How to prove that for a nonempty convex subset $S \subset X$ ($X$ is normed vector space) it is true that $\partial \overline{S} = \partial S$?

I am having trouble with the concept of convexity. This is the statement I'm trying to prove.

Let $X$ be normed vector space. If $S \subset X$ is convex and $S^\circ \neq \emptyset$ then $\partial \overline{S} = \partial S$.

Here, $S^\circ$ denotes the interior of $S$, $\overline{S}$ is the closure of $S$, and $\partial S$ is the boundary of $S$.

The definition of convexity I'm given in my textbook is as follows: The set $S \subset X$, where X is vector space, is convex if for all $x,y \in S$ and for all $t \in (0,1)$ it is true that $tx + (1-t)y \in S$.

My approach was to prove both $\partial \overline{S} \subset \partial S$ and $\partial \overline{S} \supset \partial S$. I had no trouble with the first, as I didn't need to use convexity at all. However, I cannot figure out how to prove the other. I've tried it like this:

Let $x$ be in $\partial S$. In order to prove that $x \in \partial \overline{S}$, we must show (by definition of boundary given in my textbook) that for all $\varepsilon>0$ the open ball $B(x,\varepsilon)$ intersects with both set $\overline{S}$ and its complement $X\setminus \overline{S}$.

Yet again I hit a dead end trying to prove the second one, because I do not understand how convexity plays into it. (I have some sort of intuitive understanding of why the initial statement holds true, but I can't quite figure out how prove it.)

Perhaps some other approach is best instead. I would appreciate any help!

I'd like to suggest the following approach:

Since $S$ has non-empty interior, there is a point $x$ and an $\varepsilon>0$ such that $B_\varepsilon(x)\subseteq S$. Given any $y\in S$, one can show that every point $z=ty+(1-t)x$ for $0\le t<1$ is in the interior of $S$. If you'd like to prove this, here is a hint: Show that any $w\in B_{(1-t)\varepsilon}(z)$ is in $S$ by showing that $v:= x+(1-t)^{-1}(w-z)$ is in $S$ and $w$ is on the line connecting $v$ and $y$.

Now given $b\in\partial S$, it cannot lie on a line between any point in int$(S)$ and any point in $S\setminus\{b\}$. Hence the "cone" $O_b = \{tb+(1-t)u \mid u\in\text{int}(S), t>1\}$ is disjoint from $S$. Can you show that

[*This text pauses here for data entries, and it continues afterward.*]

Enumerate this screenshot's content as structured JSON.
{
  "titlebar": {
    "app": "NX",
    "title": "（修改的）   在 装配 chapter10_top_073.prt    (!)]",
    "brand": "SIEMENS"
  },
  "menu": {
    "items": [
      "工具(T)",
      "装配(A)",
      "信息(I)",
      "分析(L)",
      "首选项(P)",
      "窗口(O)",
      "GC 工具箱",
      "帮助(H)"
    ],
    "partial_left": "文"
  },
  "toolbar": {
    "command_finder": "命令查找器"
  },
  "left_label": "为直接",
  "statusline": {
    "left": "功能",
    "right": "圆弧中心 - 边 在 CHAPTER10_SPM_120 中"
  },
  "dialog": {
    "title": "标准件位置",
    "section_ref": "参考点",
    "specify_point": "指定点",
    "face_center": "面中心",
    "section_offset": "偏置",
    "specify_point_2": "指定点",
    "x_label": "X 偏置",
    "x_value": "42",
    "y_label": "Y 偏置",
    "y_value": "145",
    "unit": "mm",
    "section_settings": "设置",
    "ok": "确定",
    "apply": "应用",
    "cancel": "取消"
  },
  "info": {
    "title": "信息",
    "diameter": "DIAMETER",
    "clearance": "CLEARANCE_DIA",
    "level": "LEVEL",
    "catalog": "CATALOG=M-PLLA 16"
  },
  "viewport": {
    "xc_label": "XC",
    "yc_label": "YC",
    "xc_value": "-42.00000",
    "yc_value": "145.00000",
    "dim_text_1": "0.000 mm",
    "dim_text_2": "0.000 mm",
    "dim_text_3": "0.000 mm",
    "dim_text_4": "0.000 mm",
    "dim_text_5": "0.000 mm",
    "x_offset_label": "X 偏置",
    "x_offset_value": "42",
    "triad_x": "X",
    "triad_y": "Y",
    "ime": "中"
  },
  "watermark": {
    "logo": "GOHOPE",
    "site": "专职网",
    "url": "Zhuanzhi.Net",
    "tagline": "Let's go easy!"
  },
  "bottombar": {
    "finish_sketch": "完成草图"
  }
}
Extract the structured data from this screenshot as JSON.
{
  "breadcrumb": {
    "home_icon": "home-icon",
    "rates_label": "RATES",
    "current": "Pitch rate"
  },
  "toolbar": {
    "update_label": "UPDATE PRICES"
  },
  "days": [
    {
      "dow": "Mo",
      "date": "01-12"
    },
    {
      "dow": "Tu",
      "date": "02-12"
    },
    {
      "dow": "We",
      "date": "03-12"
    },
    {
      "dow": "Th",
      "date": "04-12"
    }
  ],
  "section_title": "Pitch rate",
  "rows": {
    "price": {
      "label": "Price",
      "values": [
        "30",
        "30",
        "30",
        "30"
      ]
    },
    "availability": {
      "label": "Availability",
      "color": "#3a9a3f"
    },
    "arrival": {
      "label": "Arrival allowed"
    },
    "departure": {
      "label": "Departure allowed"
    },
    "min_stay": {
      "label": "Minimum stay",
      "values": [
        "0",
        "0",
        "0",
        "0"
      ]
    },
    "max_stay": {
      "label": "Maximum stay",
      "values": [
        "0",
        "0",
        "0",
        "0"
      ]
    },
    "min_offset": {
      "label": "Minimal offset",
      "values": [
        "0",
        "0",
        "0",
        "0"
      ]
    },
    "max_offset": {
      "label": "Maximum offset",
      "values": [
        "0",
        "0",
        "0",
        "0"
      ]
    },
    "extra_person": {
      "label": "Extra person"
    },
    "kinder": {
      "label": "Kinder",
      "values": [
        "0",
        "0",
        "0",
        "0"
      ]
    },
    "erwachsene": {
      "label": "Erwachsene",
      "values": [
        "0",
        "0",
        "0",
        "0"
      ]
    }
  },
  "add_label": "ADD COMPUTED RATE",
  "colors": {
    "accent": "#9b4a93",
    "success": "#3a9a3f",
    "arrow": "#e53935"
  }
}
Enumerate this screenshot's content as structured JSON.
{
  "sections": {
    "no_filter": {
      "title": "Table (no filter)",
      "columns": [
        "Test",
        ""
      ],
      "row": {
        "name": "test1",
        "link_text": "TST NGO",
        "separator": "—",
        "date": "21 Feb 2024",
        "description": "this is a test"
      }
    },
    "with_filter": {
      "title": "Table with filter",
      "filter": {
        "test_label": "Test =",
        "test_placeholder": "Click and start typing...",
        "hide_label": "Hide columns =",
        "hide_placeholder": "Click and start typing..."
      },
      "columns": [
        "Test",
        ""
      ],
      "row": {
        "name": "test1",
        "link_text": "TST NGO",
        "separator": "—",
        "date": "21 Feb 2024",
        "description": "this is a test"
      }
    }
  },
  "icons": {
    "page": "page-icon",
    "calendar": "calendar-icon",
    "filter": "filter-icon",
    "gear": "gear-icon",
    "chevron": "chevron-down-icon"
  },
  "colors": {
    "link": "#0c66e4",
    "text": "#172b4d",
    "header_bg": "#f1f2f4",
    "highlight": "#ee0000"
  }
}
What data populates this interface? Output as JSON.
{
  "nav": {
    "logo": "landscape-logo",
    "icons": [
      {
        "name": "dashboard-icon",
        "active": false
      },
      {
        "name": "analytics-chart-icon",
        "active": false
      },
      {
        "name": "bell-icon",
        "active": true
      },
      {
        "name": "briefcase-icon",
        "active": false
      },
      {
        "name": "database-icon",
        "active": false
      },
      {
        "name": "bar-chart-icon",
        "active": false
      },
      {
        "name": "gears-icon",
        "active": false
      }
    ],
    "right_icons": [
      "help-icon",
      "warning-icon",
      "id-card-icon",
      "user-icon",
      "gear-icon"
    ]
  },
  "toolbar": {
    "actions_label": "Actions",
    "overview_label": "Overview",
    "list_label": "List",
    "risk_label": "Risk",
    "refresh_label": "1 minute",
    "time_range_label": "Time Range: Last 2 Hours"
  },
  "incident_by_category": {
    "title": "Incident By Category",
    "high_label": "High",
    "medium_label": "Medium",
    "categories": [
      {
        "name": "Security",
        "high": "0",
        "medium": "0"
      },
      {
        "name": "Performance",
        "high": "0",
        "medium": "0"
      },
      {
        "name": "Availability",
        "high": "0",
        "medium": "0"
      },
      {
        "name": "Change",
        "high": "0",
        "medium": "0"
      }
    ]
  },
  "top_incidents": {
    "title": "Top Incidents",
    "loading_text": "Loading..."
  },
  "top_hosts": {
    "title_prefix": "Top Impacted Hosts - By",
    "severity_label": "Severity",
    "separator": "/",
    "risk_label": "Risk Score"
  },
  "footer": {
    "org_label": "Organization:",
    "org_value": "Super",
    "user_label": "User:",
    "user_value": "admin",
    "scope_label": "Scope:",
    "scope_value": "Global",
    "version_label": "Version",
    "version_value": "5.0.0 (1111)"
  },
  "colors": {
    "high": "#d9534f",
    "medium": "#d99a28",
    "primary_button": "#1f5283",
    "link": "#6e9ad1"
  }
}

• $O_b$ is open (and thus disjoint from $\overline S$),
• every neighborhood of $b$ intersects $O_b$.
• I was able to follow your approach up until the "cone" came to play (thank you for the hint for that proof!). I am rather new to this topic and I don't quite understand the concept of the "cone" and what it will give me if I show those two properties. If you could explain what exactly $O_b$ is and what those properties give me, I'm sure I can figure out the rest of the proof on my own. Thank you! – aio Mar 13 '16 at 13:53
• @aio: That's not the official name of this construct, I just chose that term because the set looks like a cone (with apex $b$). To get a feeling for this set, I suggest you draw for example the unit square in $\Bbb R^2$ and look at $O_b$ for varying $b\in\partial I^2$. Do you see what $O_{(0,0)}$ looks like? How about $O_{(1/2,0)}$? – Stefan Hamcke Mar 13 '16 at 15:09
• To finish the proof using $O_b$, note that if $O_b$ is disjoint from $\overline S$ and every neighborhood of $b$ intersects $O_b$, then this just means that $b$ is in the boundary of $\overline S$. @aio – Stefan Hamcke Mar 13 '16 at 15:12
• I'm sorry, I feel really dumb, but I still don't understand what $O_b$ looks like (or what it is). And why does the fact that $O_b$ is open mean that $O_b$ is disjoint from $\overline S$? For the end of the proof, I see that, if I show $O_b$ is disjoint from $\overline S$, then $O_b \subset X \setminus \overline S$. Then, if I show that every neighborhood of $b$ intersects $O_b$, I will have $b \in \partial \overline S$. – aio Mar 13 '16 at 16:35
• @aio: Since $O_b$ is disjoint from $S$ and open, any point $x\in O_b$ has a neighborhood not intersecting $S$, hence $x$ is not in the closure of $S$. – Stefan Hamcke Mar 13 '16 at 16:41